In consulting with his sponsors (and obtaining their support) before taking this tact, Armstrong most likely has protected something more important that his 7 Tour de France titles – his Lance Armstrong Foundation and the Livestrong brand. No one, not even USADA (although you never know), can dispute the importance of Armstrong’s charitable work. His foundation has raised approximately $500 million for cancer research. His Livestrong products generate almost $17 million a year. By keeping his sponsors, and thus his foundation alive, Armstrong can slowly wipe some of the tarnish from his cycling legacy, and further cement his charitable legacy. In the end, it is the more important legacy.
Tuesday, July 24, 2012
We had an outstanding group of presenters at the Pennsylvania Bar Institute’s inaugural Sports Law CLE at PNC Park on July 23, 2012. Led by moderator Ralph Cindrich, the group included Dan Kunz, Larry Silverman (former in-house counsel for the Pittsburgh Pirates), legendary sports agent Tom Reich and his brother, Sam Reich, a noted trial attorney. I was honored to be part of this panel. We had a lively discussion on the NCAA’s imposition of discipline on Penn State and other hot topics in sports law. To top off the evening, presenters and attendees of the program took in the Pirates’ game against the Chicago Cubs.
The Pennsylvania Bar Institute will be holding another Sports Law CLE at PNC Park on August 15, 2012 beginning at 4:30 p.m. We have some great presenters lined up to discuss more hot topics in sports law.

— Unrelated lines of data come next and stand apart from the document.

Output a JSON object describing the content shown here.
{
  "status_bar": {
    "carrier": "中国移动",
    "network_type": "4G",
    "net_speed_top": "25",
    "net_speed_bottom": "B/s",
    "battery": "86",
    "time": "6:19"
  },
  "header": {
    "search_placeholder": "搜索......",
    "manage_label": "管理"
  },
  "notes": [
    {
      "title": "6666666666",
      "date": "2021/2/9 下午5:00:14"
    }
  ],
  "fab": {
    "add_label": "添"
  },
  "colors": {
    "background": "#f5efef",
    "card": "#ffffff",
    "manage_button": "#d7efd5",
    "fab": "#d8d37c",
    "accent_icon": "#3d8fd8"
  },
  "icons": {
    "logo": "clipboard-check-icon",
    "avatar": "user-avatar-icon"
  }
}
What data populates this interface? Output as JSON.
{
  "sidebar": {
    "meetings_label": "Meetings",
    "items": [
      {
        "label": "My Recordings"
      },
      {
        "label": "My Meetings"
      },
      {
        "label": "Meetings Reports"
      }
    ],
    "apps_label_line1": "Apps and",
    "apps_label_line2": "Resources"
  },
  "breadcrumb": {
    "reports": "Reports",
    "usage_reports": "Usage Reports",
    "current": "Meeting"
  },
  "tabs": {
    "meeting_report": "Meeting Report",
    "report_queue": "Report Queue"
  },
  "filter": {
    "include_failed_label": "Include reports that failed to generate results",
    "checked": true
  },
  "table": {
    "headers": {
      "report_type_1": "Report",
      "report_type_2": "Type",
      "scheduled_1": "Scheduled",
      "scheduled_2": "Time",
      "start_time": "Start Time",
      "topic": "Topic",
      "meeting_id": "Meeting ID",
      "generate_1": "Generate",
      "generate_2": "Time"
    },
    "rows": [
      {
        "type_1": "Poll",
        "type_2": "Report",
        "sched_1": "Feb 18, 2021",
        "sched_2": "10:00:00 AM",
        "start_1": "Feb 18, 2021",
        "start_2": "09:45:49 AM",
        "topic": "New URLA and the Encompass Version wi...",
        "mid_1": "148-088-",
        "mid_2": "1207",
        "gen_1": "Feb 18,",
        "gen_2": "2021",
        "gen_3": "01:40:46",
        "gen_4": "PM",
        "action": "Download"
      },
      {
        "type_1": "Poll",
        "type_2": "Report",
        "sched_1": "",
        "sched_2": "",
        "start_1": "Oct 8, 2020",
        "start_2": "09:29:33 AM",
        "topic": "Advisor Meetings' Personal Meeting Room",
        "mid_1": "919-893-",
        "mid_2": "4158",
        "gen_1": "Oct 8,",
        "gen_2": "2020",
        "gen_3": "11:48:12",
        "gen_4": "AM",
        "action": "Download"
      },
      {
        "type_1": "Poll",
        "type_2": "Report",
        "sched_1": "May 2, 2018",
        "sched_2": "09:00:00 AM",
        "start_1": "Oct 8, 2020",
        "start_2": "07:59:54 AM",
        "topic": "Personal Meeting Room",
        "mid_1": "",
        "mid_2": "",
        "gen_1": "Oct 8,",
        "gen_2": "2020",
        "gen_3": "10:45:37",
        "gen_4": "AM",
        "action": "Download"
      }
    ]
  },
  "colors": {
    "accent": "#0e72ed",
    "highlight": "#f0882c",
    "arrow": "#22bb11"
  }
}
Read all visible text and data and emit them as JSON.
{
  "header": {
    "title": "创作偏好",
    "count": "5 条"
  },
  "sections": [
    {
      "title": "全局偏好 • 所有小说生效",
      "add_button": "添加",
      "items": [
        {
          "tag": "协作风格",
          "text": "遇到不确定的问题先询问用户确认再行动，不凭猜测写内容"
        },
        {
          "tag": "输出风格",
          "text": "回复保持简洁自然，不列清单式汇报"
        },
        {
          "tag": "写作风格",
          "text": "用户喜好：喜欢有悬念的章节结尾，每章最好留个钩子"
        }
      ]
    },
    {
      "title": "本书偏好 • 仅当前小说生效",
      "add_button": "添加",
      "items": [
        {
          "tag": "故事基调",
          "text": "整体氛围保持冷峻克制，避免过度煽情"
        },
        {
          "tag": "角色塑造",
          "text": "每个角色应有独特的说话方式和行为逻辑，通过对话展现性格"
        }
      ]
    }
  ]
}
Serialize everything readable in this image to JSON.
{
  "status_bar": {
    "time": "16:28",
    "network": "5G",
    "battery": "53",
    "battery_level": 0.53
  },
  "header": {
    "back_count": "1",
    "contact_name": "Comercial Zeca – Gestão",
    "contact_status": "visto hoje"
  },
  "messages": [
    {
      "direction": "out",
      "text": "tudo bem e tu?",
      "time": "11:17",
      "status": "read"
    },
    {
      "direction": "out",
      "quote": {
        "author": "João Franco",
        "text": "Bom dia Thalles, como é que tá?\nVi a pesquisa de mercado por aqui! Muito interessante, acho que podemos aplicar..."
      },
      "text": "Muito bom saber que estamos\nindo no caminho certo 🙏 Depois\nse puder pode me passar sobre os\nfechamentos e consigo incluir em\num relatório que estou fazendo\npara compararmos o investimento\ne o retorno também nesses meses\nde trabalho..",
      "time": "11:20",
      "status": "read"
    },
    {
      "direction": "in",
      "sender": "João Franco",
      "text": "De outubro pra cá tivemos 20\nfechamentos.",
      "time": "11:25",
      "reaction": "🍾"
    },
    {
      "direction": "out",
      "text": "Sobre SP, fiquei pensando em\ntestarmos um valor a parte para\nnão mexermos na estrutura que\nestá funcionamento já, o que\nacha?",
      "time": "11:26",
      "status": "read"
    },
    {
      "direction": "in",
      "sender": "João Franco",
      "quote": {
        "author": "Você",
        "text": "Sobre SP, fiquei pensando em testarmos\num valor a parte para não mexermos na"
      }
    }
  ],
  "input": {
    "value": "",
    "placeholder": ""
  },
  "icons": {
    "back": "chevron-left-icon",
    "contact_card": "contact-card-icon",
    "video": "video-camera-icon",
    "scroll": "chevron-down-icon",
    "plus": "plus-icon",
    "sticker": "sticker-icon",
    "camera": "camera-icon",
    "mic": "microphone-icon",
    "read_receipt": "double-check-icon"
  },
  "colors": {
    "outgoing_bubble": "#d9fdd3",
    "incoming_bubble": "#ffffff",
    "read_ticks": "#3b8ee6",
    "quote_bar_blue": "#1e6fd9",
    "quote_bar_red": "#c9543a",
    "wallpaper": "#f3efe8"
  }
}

Attendees will get 2 hours of CLE, including .5 hours of ethics. Attendees will also receive a ticket in the Pittsburgh Baseball Club section of PNC Park for that night’s game against the Los Angeles Dodgers (additional tickets will be available for guests of attendees). It’s a great way to pick up your CLE credits and take in our red-hot Pittsburgh Pirates!
Wednesday, July 11, 2012
firstname.lastname@example.org. All are welcome, and we look forward to seeing you!
Friday, June 1, 2012
Join the Duquesne University School of Law's Sports and Entertainment Law Society, the Allegheny County Bar Association Sports Law Committee and the Sports Lawyers Association on June 21, 2012 from 6-9 pm at the Duquesne University School of Law, Edward J. Hanley Hall 900 Locust Street Pittsburgh, PA 15282, for networking and a panel discussion with NHL lawyers. The NHL Entry Draft is being held on June 22-23 at the Consol Energy Center (directly across from the Duquesne University Campus; it's a short walk from Duquesne University School of Law). Attendees of this event will be eligible to attend the NHL Entry Draft.
Please RSVP to Professor Dan Kunz (email@example.com) if you would like to attend the event on June 21st, and if you would like to attend the NHL Entry Draft. Limited tickets are available for the NHL Entry Draft.We look forward to seeing you!
Wednesday, April 11, 2012
I am honored to have been selected to the Board of Advisors of the Sports Law Institute at Vermont Law School. The Board of Advisors is comprised of some of the most influential members of the sports law and business communities, and I’m excited to be a part of it. I look forward to working with the Board of Advisors and Professor Mike McCann on this project.
Tuesday, February 21, 2012
I would like to thank Tulane University Law School, Professor Gabe Feldman and T.J. Henry for inviting me to be a judge in the 5th Annual National Baseball Arbitration Competition. The participants were all outstanding, and it was an honor to judge them. I wish all of the competitors the very best in their future endeavors.